What to work on.
Only the images are to be dropped; the records themselves must be repeated exactly.

+---+

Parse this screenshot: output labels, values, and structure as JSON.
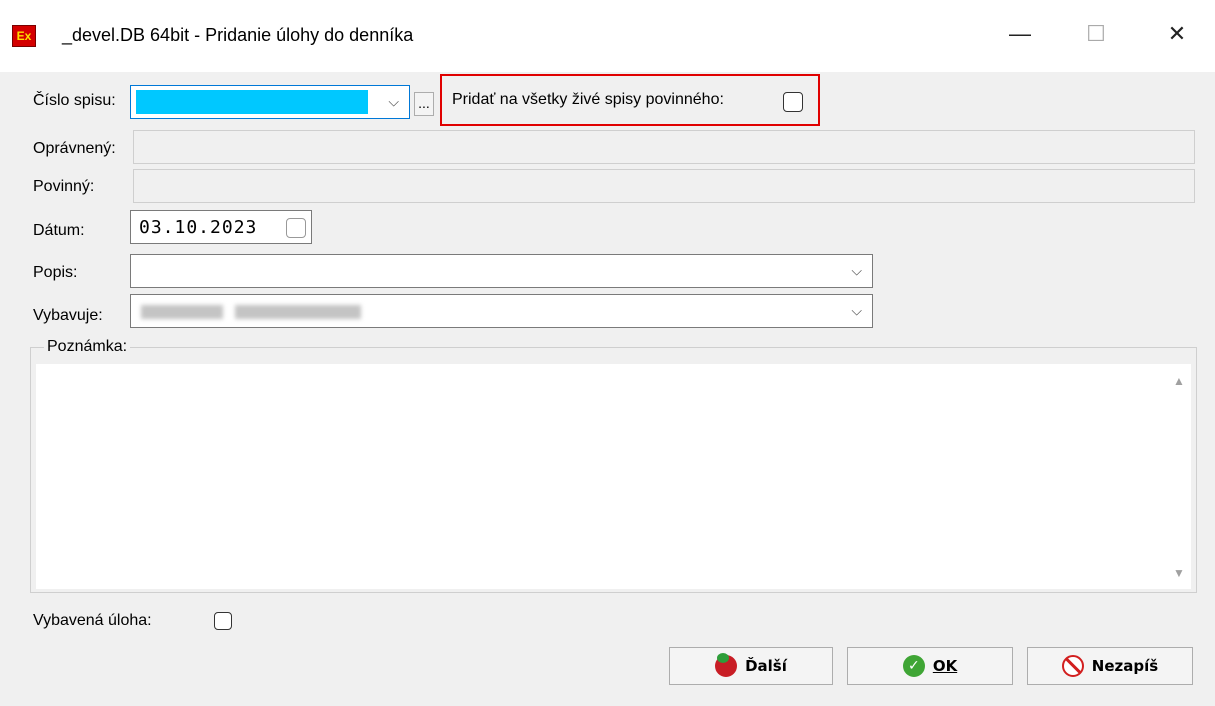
{
  "window": {
    "title": "_devel.DB 64bit - Pridanie úlohy do denníka",
    "icon_text": "Ex",
    "minimize": "—",
    "maximize": "☐",
    "close": "✕"
  },
  "form": {
    "cislo_spisu": {
      "label": "Číslo spisu:",
      "value": "",
      "browse": "..."
    },
    "pridat_all": {
      "label": "Pridať na všetky živé spisy povinného:",
      "checked": false
    },
    "opravneny": {
      "label": "Oprávnený:",
      "value": ""
    },
    "povinny": {
      "label": "Povinný:",
      "value": ""
    },
    "datum": {
      "label": "Dátum:",
      "value": "03.10.2023"
    },
    "popis": {
      "label": "Popis:",
      "value": ""
    },
    "vybavuje": {
      "label": "Vybavuje:",
      "value": ""
    },
    "poznamka": {
      "label": "Poznámka:",
      "value": ""
    },
    "vybavena": {
      "label": "Vybavená úloha:",
      "checked": false
    }
  },
  "buttons": {
    "dalsi": "Ďalší",
    "ok": "OK",
    "nezapis": "Nezapíš"
  },
  "colors": {
    "highlight_fill": "#00c8ff",
    "annotation_border": "#e00000"
  }
}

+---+

Task output.
Parse this screenshot: output labels, values, and structure as JSON.
{
  "window": {
    "title": "_devel.DB 64bit - Pridanie úlohy do denníka",
    "icon_text": "Ex",
    "minimize": "—",
    "maximize": "☐",
    "close": "✕"
  },
  "form": {
    "cislo_spisu": {
      "label": "Číslo spisu:",
      "value": "",
      "browse": "..."
    },
    "pridat_all": {
      "label": "Pridať na všetky živé spisy povinného:",
      "checked": false
    },
    "opravneny": {
      "label": "Oprávnený:",
      "value": ""
    },
    "povinny": {
      "label": "Povinný:",
      "value": ""
    },
    "datum": {
      "label": "Dátum:",
      "value": "03.10.2023"
    },
    "popis": {
      "label": "Popis:",
      "value": ""
    },
    "vybavuje": {
      "label": "Vybavuje:",
      "value": ""
    },
    "poznamka": {
      "label": "Poznámka:",
      "value": ""
    },
    "vybavena": {
      "label": "Vybavená úloha:",
      "checked": false
    }
  },
  "buttons": {
    "dalsi": "Ďalší",
    "ok": "OK",
    "nezapis": "Nezapíš"
  },
  "colors": {
    "highlight_fill": "#00c8ff",
    "annotation_border": "#e00000"
  }
}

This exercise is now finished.